**EXERCISE BRIEF:** What you produce should be every line from the data that includes "time".

(Data records for software interfaces)
*** Begin section ***
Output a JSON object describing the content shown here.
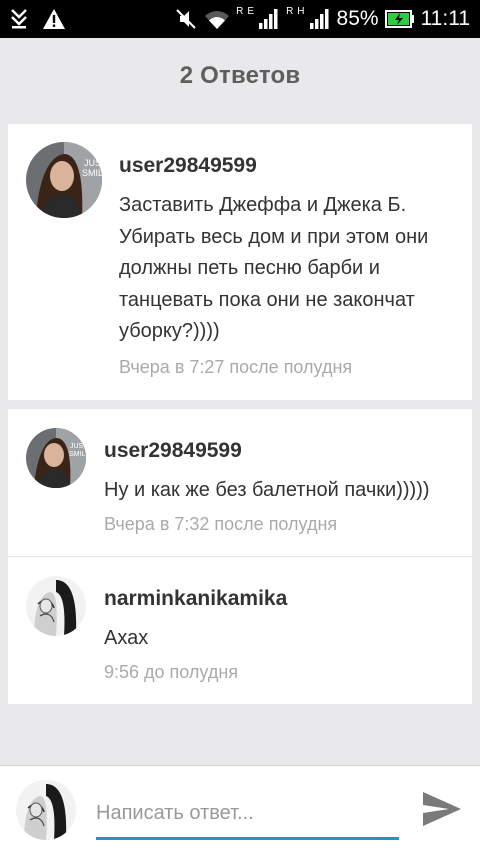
{
  "status_bar": {
    "roaming_1": "R",
    "roaming_1b": "E",
    "roaming_2": "R",
    "roaming_2b": "H",
    "battery": "85%",
    "time": "11:11"
  },
  "header": {
    "title": "2 Ответов"
  },
  "comment": {
    "username": "user29849599",
    "text": "Заставить Джеффа и Джека Б. Убирать весь дом и при этом они должны петь песню барби и танцевать пока они не закончат уборку?))))",
    "time": "Вчера в 7:27 после полудня"
  },
  "replies": [
    {
      "username": "user29849599",
      "text": "Ну и как же без балетной пачки)))))",
      "time": "Вчера в 7:32 после полудня"
    },
    {
      "username": "narminkanikamika",
      "text": "Ахах",
      "time": "9:56 до полудня"
    }
  ],
  "input": {
    "placeholder": "Написать ответ..."
  },
  "colors": {
    "accent": "#1c9bb8",
    "background": "#e9e8ea",
    "card": "#ffffff",
    "muted_text": "#aaaaaa"
  },
  "icons": [
    "download-icon",
    "warning-icon",
    "mute-icon",
    "wifi-icon",
    "signal-icon",
    "battery-charging-icon",
    "send-icon"
  ]
}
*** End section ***
**ANSWER BELOW:**
    "time": "11:11"
    "time": "Вчера в 7:27 после полудня"
      "time": "Вчера в 7:32 после полудня"
      "time": "9:56 до полудня"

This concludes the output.